Aim of the exercise: The copy you give must match the records exactly, except that it holds no images.
▬▬▬▬▬▬▬▬▬▬
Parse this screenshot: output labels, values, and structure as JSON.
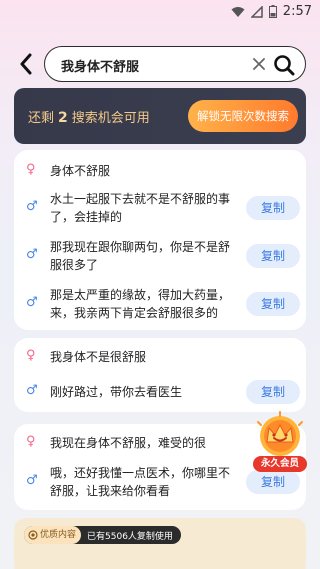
{
  "status_bar": {
    "time": "2:57",
    "icons": [
      "wifi-icon",
      "signal-icon",
      "battery-icon"
    ]
  },
  "search": {
    "query": "我身体不舒服"
  },
  "quota": {
    "prefix": "还剩",
    "count": "2",
    "suffix": "搜索机会可用",
    "unlock_label": "解锁无限次数搜索"
  },
  "conversations": [
    {
      "messages": [
        {
          "gender": "female",
          "symbol": "♀",
          "text": "身体不舒服",
          "copy": ""
        },
        {
          "gender": "male",
          "symbol": "♂",
          "text": "水土一起服下去就不是不舒服的事了，会挂掉的",
          "copy": "复制"
        },
        {
          "gender": "male",
          "symbol": "♂",
          "text": "那我现在跟你聊两句，你是不是舒服很多了",
          "copy": "复制"
        },
        {
          "gender": "male",
          "symbol": "♂",
          "text": "那是太严重的缘故，得加大药量，来，我亲两下肯定会舒服很多的",
          "copy": "复制"
        }
      ]
    },
    {
      "messages": [
        {
          "gender": "female",
          "symbol": "♀",
          "text": "我身体不是很舒服",
          "copy": ""
        },
        {
          "gender": "male",
          "symbol": "♂",
          "text": "刚好路过，带你去看医生",
          "copy": "复制"
        }
      ]
    },
    {
      "messages": [
        {
          "gender": "female",
          "symbol": "♀",
          "text": "我现在身体不舒服，难受的很",
          "copy": ""
        },
        {
          "gender": "male",
          "symbol": "♂",
          "text": "哦，还好我懂一点医术，你哪里不舒服，让我来给你看看",
          "copy": "复制"
        }
      ]
    }
  ],
  "vip_badge": {
    "label": "永久会员"
  },
  "bottom_card": {
    "tag": "优质内容",
    "usage": "已有5506人复制使用"
  },
  "colors": {
    "female": "#f06a8a",
    "male": "#4a86e8",
    "copy_text": "#3b7be3",
    "copy_bg": "#e4edfb",
    "quota_bg": "#35394a",
    "unlock_gradient_start": "#ffb24a",
    "unlock_gradient_end": "#ff7a2d"
  }
}
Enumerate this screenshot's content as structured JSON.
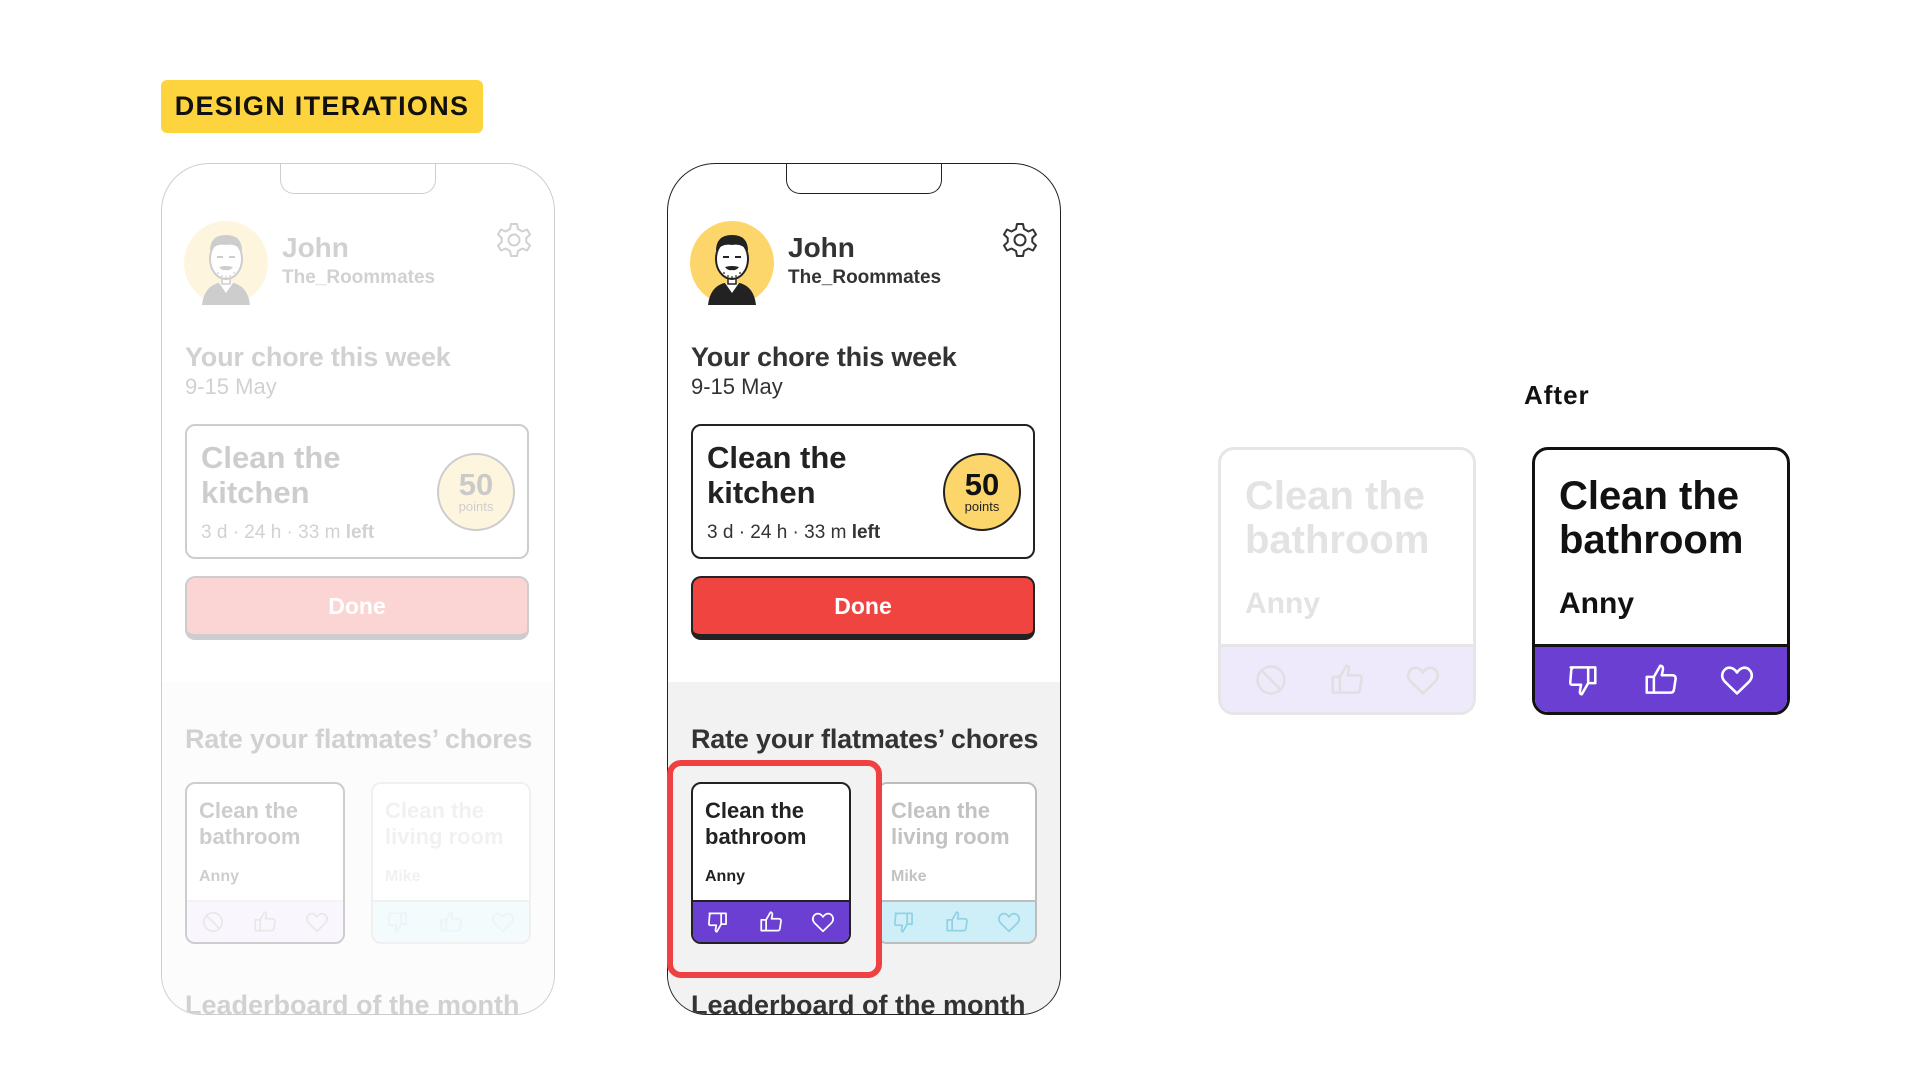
{
  "tag": "DESIGN ITERATIONS",
  "colors": {
    "tag_yellow": "#FDD33E",
    "done_red": "#F04440",
    "rating_purple": "#6A3FD2",
    "rating_blue": "#CFEFF8",
    "highlight_red": "#EF4141"
  },
  "user": {
    "name": "John",
    "group": "The_Roommates",
    "avatar_icon": "avatar-man-icon",
    "settings_icon": "gear-icon"
  },
  "chore": {
    "heading": "Your chore this week",
    "dates": "9-15 May",
    "title": "Clean the kitchen",
    "time_left": "3 d · 24 h · 33 m",
    "left_label": "left",
    "points_value": "50",
    "points_unit": "points"
  },
  "done_label": "Done",
  "rate": {
    "heading": "Rate your flatmates’ chores",
    "cards": [
      {
        "title": "Clean the bathroom",
        "assignee": "Anny"
      },
      {
        "title": "Clean the living room",
        "assignee": "Mike"
      }
    ],
    "icons": [
      "thumbs-down-icon",
      "thumbs-up-icon",
      "heart-icon"
    ]
  },
  "leaderboard_heading": "Leaderboard of the month",
  "after": {
    "label": "After",
    "title": "Clean the bathroom",
    "assignee": "Anny"
  }
}
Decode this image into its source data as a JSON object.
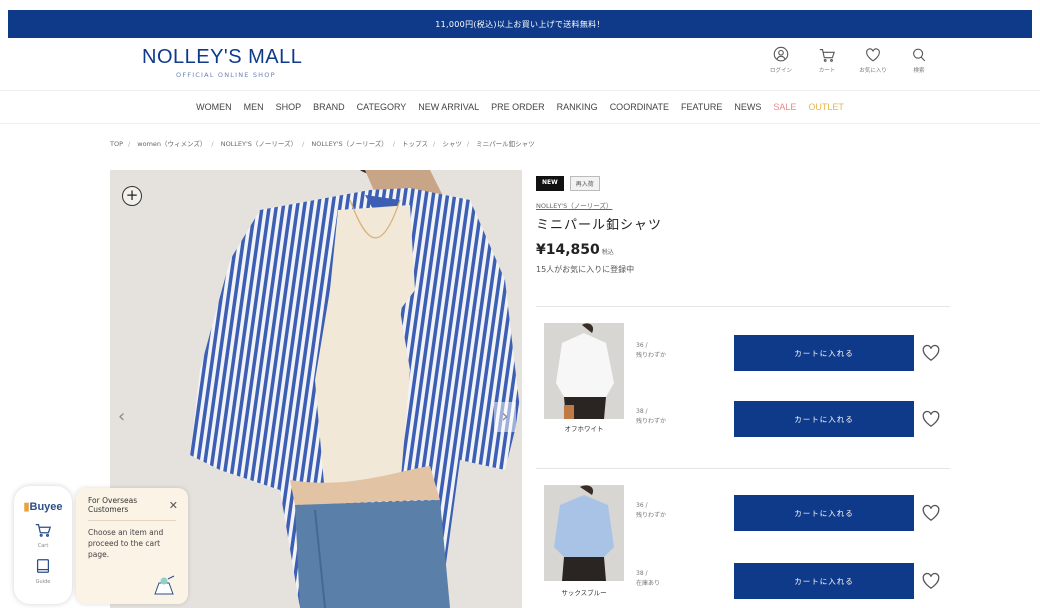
{
  "announcement": "11,000円(税込)以上お買い上げで送料無料！",
  "logo": {
    "main": "NOLLEY'S MALL",
    "sub": "OFFICIAL ONLINE SHOP"
  },
  "header_icons": [
    {
      "name": "login",
      "label": "ログイン",
      "icon": "user-icon"
    },
    {
      "name": "cart",
      "label": "カート",
      "icon": "cart-icon"
    },
    {
      "name": "favorites",
      "label": "お気に入り",
      "icon": "heart-icon"
    },
    {
      "name": "search",
      "label": "検索",
      "icon": "search-icon"
    }
  ],
  "nav": [
    "WOMEN",
    "MEN",
    "SHOP",
    "BRAND",
    "CATEGORY",
    "NEW ARRIVAL",
    "PRE ORDER",
    "RANKING",
    "COORDINATE",
    "FEATURE",
    "NEWS",
    "SALE",
    "OUTLET"
  ],
  "breadcrumb": [
    "TOP",
    "women（ウィメンズ）",
    "NOLLEY'S（ノーリーズ）",
    "NOLLEY'S（ノーリーズ）",
    "トップス",
    "シャツ",
    "ミニパール釦シャツ"
  ],
  "product": {
    "tag_new": "NEW",
    "tag_restock": "再入荷",
    "brand": "NOLLEY'S（ノーリーズ）",
    "name": "ミニパール釦シャツ",
    "price": "¥14,850",
    "tax": "税込",
    "favorite_count": "15人がお気に入りに登録中"
  },
  "variants": [
    {
      "color": "オフホワイト",
      "sizes": [
        {
          "size": "36 /",
          "stock": "残りわずか"
        },
        {
          "size": "38 /",
          "stock": "残りわずか"
        }
      ]
    },
    {
      "color": "サックスブルー",
      "sizes": [
        {
          "size": "36 /",
          "stock": "残りわずか"
        },
        {
          "size": "38 /",
          "stock": "在庫あり"
        }
      ]
    }
  ],
  "cart_button_label": "カートに入れる",
  "buyee": {
    "logo": "Buyee",
    "items": [
      {
        "label": "Cart",
        "icon": "cart-icon"
      },
      {
        "label": "Guide",
        "icon": "book-icon"
      }
    ],
    "popup_title": "For Overseas Customers",
    "popup_body": "Choose an item and proceed to the cart page."
  },
  "colors": {
    "brand_navy": "#0f3a8a",
    "sale": "#e98a8a",
    "outlet": "#e6b64a"
  }
}
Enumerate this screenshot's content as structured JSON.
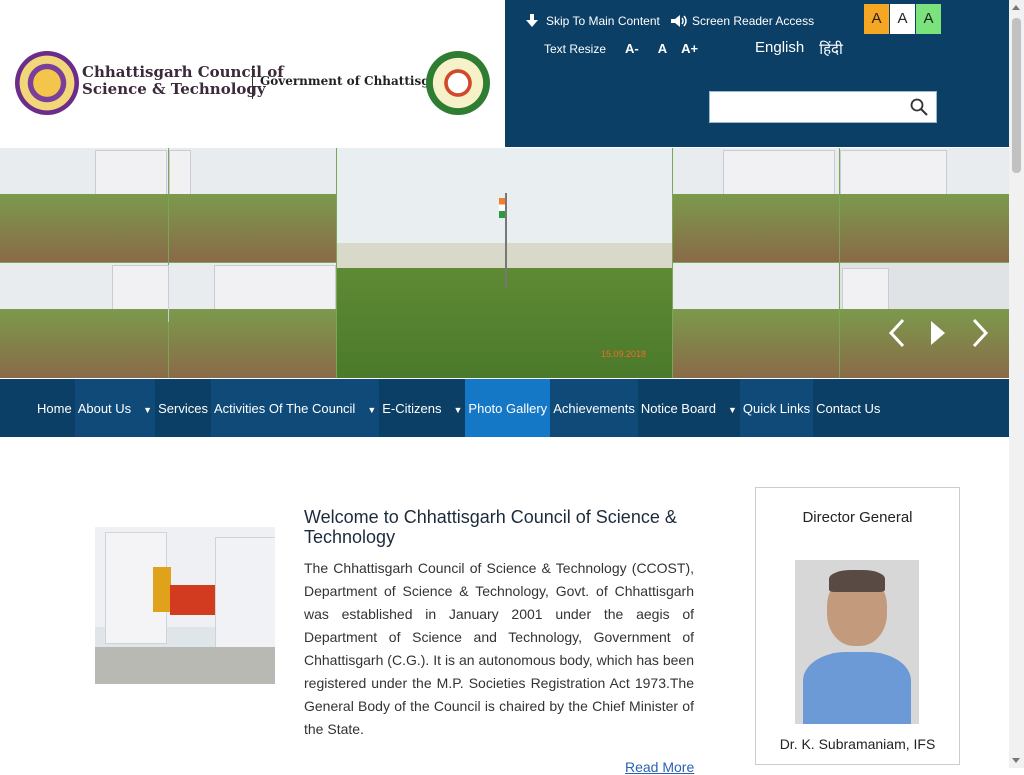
{
  "header": {
    "org_name_line1": "Chhattisgarh Council of",
    "org_name_line2": "Science & Technology",
    "gov_name": "Government of Chhattisgarh"
  },
  "utility": {
    "skip_label": "Skip To Main Content",
    "screen_reader_label": "Screen Reader Access",
    "text_resize_label": "Text Resize",
    "resize_small": "A-",
    "resize_normal": "A",
    "resize_large": "A+",
    "lang_english": "English",
    "lang_hindi": "हिंदी",
    "contrast_options": [
      {
        "label": "A",
        "color": "#f5a623",
        "text": "#222"
      },
      {
        "label": "A",
        "color": "#ffffff",
        "text": "#222"
      },
      {
        "label": "A",
        "color": "#7be37b",
        "text": "#222"
      }
    ],
    "search_placeholder": ""
  },
  "banner": {
    "date_stamp": "15.09.2018"
  },
  "nav": {
    "items": [
      {
        "label": "Home",
        "dropdown": false
      },
      {
        "label": "About Us",
        "dropdown": true
      },
      {
        "label": "Services",
        "dropdown": false
      },
      {
        "label": "Activities Of The Council",
        "dropdown": true
      },
      {
        "label": "E-Citizens",
        "dropdown": true
      },
      {
        "label": "Photo Gallery",
        "dropdown": false
      },
      {
        "label": "Achievements",
        "dropdown": false
      },
      {
        "label": "Notice Board",
        "dropdown": true
      },
      {
        "label": "Quick Links",
        "dropdown": false
      },
      {
        "label": "Contact Us",
        "dropdown": false
      }
    ]
  },
  "main": {
    "welcome_title": "Welcome to Chhattisgarh Council of Science & Technology",
    "welcome_text": "The Chhattisgarh Council of Science & Technology (CCOST), Department of Science & Technology, Govt. of Chhattisgarh was established in January 2001 under the aegis of Department of Science and Technology, Government of Chhattisgarh (C.G.). It is an autonomous body, which has been registered under the M.P. Societies Registration Act 1973.The General Body of the Council is chaired by the Chief Minister of the State.",
    "read_more": "Read More"
  },
  "director": {
    "title": "Director General",
    "name": "Dr. K. Subramaniam, IFS"
  },
  "colors": {
    "primary": "#0b3f66",
    "active_nav": "#1478c7",
    "link": "#2a62b5"
  }
}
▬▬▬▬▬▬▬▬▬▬
The answer:
Parse this screenshot: output labels, values, and structure as JSON.
{
  "status_bar": {
    "time": "2:57",
    "icons": [
      "wifi-icon",
      "signal-icon",
      "battery-icon"
    ]
  },
  "search": {
    "query": "我身体不舒服"
  },
  "quota": {
    "prefix": "还剩",
    "count": "2",
    "suffix": "搜索机会可用",
    "unlock_label": "解锁无限次数搜索"
  },
  "conversations": [
    {
      "messages": [
        {
          "gender": "female",
          "symbol": "♀",
          "text": "身体不舒服",
          "copy": ""
        },
        {
          "gender": "male",
          "symbol": "♂",
          "text": "水土一起服下去就不是不舒服的事了，会挂掉的",
          "copy": "复制"
        },
        {
          "gender": "male",
          "symbol": "♂",
          "text": "那我现在跟你聊两句，你是不是舒服很多了",
          "copy": "复制"
        },
        {
          "gender": "male",
          "symbol": "♂",
          "text": "那是太严重的缘故，得加大药量，来，我亲两下肯定会舒服很多的",
          "copy": "复制"
        }
      ]
    },
    {
      "messages": [
        {
          "gender": "female",
          "symbol": "♀",
          "text": "我身体不是很舒服",
          "copy": ""
        },
        {
          "gender": "male",
          "symbol": "♂",
          "text": "刚好路过，带你去看医生",
          "copy": "复制"
        }
      ]
    },
    {
      "messages": [
        {
          "gender": "female",
          "symbol": "♀",
          "text": "我现在身体不舒服，难受的很",
          "copy": ""
        },
        {
          "gender": "male",
          "symbol": "♂",
          "text": "哦，还好我懂一点医术，你哪里不舒服，让我来给你看看",
          "copy": "复制"
        }
      ]
    }
  ],
  "vip_badge": {
    "label": "永久会员"
  },
  "bottom_card": {
    "tag": "优质内容",
    "usage": "已有5506人复制使用"
  },
  "colors": {
    "female": "#f06a8a",
    "male": "#4a86e8",
    "copy_text": "#3b7be3",
    "copy_bg": "#e4edfb",
    "quota_bg": "#35394a",
    "unlock_gradient_start": "#ffb24a",
    "unlock_gradient_end": "#ff7a2d"
  }
}
Enumerate this screenshot's content as structured JSON.
{
  "tag": "DESIGN ITERATIONS",
  "colors": {
    "tag_yellow": "#FDD33E",
    "done_red": "#F04440",
    "rating_purple": "#6A3FD2",
    "rating_blue": "#CFEFF8",
    "highlight_red": "#EF4141"
  },
  "user": {
    "name": "John",
    "group": "The_Roommates",
    "avatar_icon": "avatar-man-icon",
    "settings_icon": "gear-icon"
  },
  "chore": {
    "heading": "Your chore this week",
    "dates": "9-15 May",
    "title": "Clean the kitchen",
    "time_left": "3 d · 24 h · 33 m",
    "left_label": "left",
    "points_value": "50",
    "points_unit": "points"
  },
  "done_label": "Done",
  "rate": {
    "heading": "Rate your flatmates’ chores",
    "cards": [
      {
        "title": "Clean the bathroom",
        "assignee": "Anny"
      },
      {
        "title": "Clean the living room",
        "assignee": "Mike"
      }
    ],
    "icons": [
      "thumbs-down-icon",
      "thumbs-up-icon",
      "heart-icon"
    ]
  },
  "leaderboard_heading": "Leaderboard of the month",
  "after": {
    "label": "After",
    "title": "Clean the bathroom",
    "assignee": "Anny"
  }
}
Decode this image into its source data as a JSON object.
{
  "announcement": "11,000円(税込)以上お買い上げで送料無料！",
  "logo": {
    "main": "NOLLEY'S MALL",
    "sub": "OFFICIAL ONLINE SHOP"
  },
  "header_icons": [
    {
      "name": "login",
      "label": "ログイン",
      "icon": "user-icon"
    },
    {
      "name": "cart",
      "label": "カート",
      "icon": "cart-icon"
    },
    {
      "name": "favorites",
      "label": "お気に入り",
      "icon": "heart-icon"
    },
    {
      "name": "search",
      "label": "検索",
      "icon": "search-icon"
    }
  ],
  "nav": [
    "WOMEN",
    "MEN",
    "SHOP",
    "BRAND",
    "CATEGORY",
    "NEW ARRIVAL",
    "PRE ORDER",
    "RANKING",
    "COORDINATE",
    "FEATURE",
    "NEWS",
    "SALE",
    "OUTLET"
  ],
  "breadcrumb": [
    "TOP",
    "women（ウィメンズ）",
    "NOLLEY'S（ノーリーズ）",
    "NOLLEY'S（ノーリーズ）",
    "トップス",
    "シャツ",
    "ミニパール釦シャツ"
  ],
  "product": {
    "tag_new": "NEW",
    "tag_restock": "再入荷",
    "brand": "NOLLEY'S（ノーリーズ）",
    "name": "ミニパール釦シャツ",
    "price": "¥14,850",
    "tax": "税込",
    "favorite_count": "15人がお気に入りに登録中"
  },
  "variants": [
    {
      "color": "オフホワイト",
      "sizes": [
        {
          "size": "36 /",
          "stock": "残りわずか"
        },
        {
          "size": "38 /",
          "stock": "残りわずか"
        }
      ]
    },
    {
      "color": "サックスブルー",
      "sizes": [
        {
          "size": "36 /",
          "stock": "残りわずか"
        },
        {
          "size": "38 /",
          "stock": "在庫あり"
        }
      ]
    }
  ],
  "cart_button_label": "カートに入れる",
  "buyee": {
    "logo": "Buyee",
    "items": [
      {
        "label": "Cart",
        "icon": "cart-icon"
      },
      {
        "label": "Guide",
        "icon": "book-icon"
      }
    ],
    "popup_title": "For Overseas Customers",
    "popup_body": "Choose an item and proceed to the cart page."
  },
  "colors": {
    "brand_navy": "#0f3a8a",
    "sale": "#e98a8a",
    "outlet": "#e6b64a"
  }
}
Enumerate this screenshot's content as structured JSON.
{
  "header": {
    "org_name_line1": "Chhattisgarh Council of",
    "org_name_line2": "Science & Technology",
    "gov_name": "Government of Chhattisgarh"
  },
  "utility": {
    "skip_label": "Skip To Main Content",
    "screen_reader_label": "Screen Reader Access",
    "text_resize_label": "Text Resize",
    "resize_small": "A-",
    "resize_normal": "A",
    "resize_large": "A+",
    "lang_english": "English",
    "lang_hindi": "हिंदी",
    "contrast_options": [
      {
        "label": "A",
        "color": "#f5a623",
        "text": "#222"
      },
      {
        "label": "A",
        "color": "#ffffff",
        "text": "#222"
      },
      {
        "label": "A",
        "color": "#7be37b",
        "text": "#222"
      }
    ],
    "search_placeholder": ""
  },
  "banner": {
    "date_stamp": "15.09.2018"
  },
  "nav": {
    "items": [
      {
        "label": "Home",
        "dropdown": false
      },
      {
        "label": "About Us",
        "dropdown": true
      },
      {
        "label": "Services",
        "dropdown": false
      },
      {
        "label": "Activities Of The Council",
        "dropdown": true
      },
      {
        "label": "E-Citizens",
        "dropdown": true
      },
      {
        "label": "Photo Gallery",
        "dropdown": false
      },
      {
        "label": "Achievements",
        "dropdown": false
      },
      {
        "label": "Notice Board",
        "dropdown": true
      },
      {
        "label": "Quick Links",
        "dropdown": false
      },
      {
        "label": "Contact Us",
        "dropdown": false
      }
    ]
  },
  "main": {
    "welcome_title": "Welcome to Chhattisgarh Council of Science & Technology",
    "welcome_text": "The Chhattisgarh Council of Science & Technology (CCOST), Department of Science & Technology, Govt. of Chhattisgarh was established in January 2001 under the aegis of Department of Science and Technology, Government of Chhattisgarh (C.G.). It is an autonomous body, which has been registered under the M.P. Societies Registration Act 1973.The General Body of the Council is chaired by the Chief Minister of the State.",
    "read_more": "Read More"
  },
  "director": {
    "title": "Director General",
    "name": "Dr. K. Subramaniam, IFS"
  },
  "colors": {
    "primary": "#0b3f66",
    "active_nav": "#1478c7",
    "link": "#2a62b5"
  }
}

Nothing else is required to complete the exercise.